Below is a video from Stanford University Mathematics Professor Jo Boaler. In the video she describes 4 aspects of math that need to change and how the new math seeks to achieve the changes using everyday language and terms. As a parent you may find that once you understand what they are attempting to impress upon your child and why, your frustration will lower tremendously as you can now do something that we all took for granted… being able to help your child. You may also discover (like we did) that your wine will return to something to be bought and not heard.
Why Students in the US need Common Core Math
If you found the video above to be useful, Professor Boaler along with Standford University offers additional free help for you, your child and even teachers. We took the following course description from the Youcubed website run by Professor Boaler.
How to Learn Math is a free class for learners of all levels of mathematics. There are 6 sessions, the first three are approximately 10 minutes long and the last three approximately 20 mins long. It combines really important information on the brain and learning with new evidence on the best ways to approach and learn math effectively. Many people have had negative experiences with math, and end up disliking math or failing.
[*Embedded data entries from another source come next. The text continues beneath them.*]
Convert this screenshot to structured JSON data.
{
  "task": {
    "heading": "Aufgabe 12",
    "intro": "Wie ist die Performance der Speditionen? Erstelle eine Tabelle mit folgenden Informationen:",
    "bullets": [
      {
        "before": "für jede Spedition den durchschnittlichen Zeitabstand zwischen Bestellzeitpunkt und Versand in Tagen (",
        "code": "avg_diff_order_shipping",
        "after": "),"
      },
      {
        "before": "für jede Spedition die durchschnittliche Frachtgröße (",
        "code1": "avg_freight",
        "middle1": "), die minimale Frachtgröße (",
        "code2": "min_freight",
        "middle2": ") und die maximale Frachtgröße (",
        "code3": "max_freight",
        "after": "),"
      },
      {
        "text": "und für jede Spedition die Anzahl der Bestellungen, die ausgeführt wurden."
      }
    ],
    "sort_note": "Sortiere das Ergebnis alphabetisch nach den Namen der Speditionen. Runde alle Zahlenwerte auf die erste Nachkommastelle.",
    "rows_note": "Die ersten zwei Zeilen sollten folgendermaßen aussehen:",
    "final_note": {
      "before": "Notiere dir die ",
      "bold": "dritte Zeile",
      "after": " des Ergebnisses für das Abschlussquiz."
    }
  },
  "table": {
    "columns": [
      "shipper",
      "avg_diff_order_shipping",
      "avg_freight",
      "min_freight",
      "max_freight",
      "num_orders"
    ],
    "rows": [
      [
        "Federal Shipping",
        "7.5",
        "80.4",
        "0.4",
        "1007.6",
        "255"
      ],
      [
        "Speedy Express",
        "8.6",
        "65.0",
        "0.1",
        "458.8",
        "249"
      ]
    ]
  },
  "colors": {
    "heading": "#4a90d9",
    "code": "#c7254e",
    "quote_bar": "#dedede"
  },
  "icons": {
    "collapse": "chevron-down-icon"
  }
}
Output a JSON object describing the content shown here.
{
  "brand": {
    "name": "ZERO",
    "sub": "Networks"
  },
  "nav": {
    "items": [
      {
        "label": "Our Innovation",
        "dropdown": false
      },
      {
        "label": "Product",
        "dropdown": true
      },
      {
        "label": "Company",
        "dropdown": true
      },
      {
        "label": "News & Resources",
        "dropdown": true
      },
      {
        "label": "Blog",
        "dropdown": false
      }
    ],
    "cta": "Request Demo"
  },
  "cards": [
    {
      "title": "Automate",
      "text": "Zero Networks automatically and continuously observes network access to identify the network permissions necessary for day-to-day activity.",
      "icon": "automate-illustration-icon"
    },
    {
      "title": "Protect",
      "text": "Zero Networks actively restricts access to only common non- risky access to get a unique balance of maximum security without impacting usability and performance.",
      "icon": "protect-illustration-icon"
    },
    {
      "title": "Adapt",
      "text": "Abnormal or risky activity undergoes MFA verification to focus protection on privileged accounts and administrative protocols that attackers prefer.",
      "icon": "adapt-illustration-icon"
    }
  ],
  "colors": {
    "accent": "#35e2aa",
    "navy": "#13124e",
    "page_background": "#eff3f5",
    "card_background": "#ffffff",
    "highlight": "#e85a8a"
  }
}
This class will give learners of math the information they need to become powerful math learners, it will correct any misconceptions they have about what math is, and it will teach them about their own potential to succeed and the strategies needed to approach math effectively. If you have had past negative experiences with math this will help change your relationship to one that is positive and powerful.
The course will feature Professor Jo Boaler as well as videos of math in action – in dance, juggling, snowflakes, soccer and many other applications. It is designed with a pedagogy of active engagement.
Main concepts to learn in this course:
•Knocking Down the Myths About Math
•Math and Mindset
•Mistakes and Speed
•Number Flexibility, Mathematical Reasoning, and Connections
•Number Patterns and Representations
•Math in Life, Nature and Work
There are no prerequisites for this course.
If you choose to register, please ignore any dates or information that would imply the free course is over. We signed up and were able to access the videos and worksheets with ease… which is one of the best attributes of online learning – you may start at the beginning of a course at any moment. We did not attempt to register for the parents and teachers course which may have specific start and end dates along with a small fee. -whydad.net
Recent news in NY is that the teachers unions have begun advocating parents to opt out of certain tests. That would seem to be of help in ending Common Core however, these unions have said they agree with Common Core standards and have said next to nothing regarding the curriculum that was created to comply with associated standards. They are not fighting to fix the Common Core curriculum, they are looking to change part #2 of Common Core… the teacher accountability phase.
Whether the unions win or lose, the math curriculum and the ELA “modules of misery” at Engageny will remain. As Bill Gates has said in the past, “When the tests are aligned to the common standards, the curriculum will line up as well”. Which means anyone who supports the standards (government, unions, crazy non profits and businesses) also supports the aligned curriculum. For many parents and their children, that likely means we are stuck with this math until graduation when many of the students will promptly forget half of it because most of them will never use it. Assuming that they eventually understood it.
Hopefully this article has inspired you to look into the “why” so that you can avoid dancing around your home while drinking wine and making clever Taylor Swift parodies like this parent: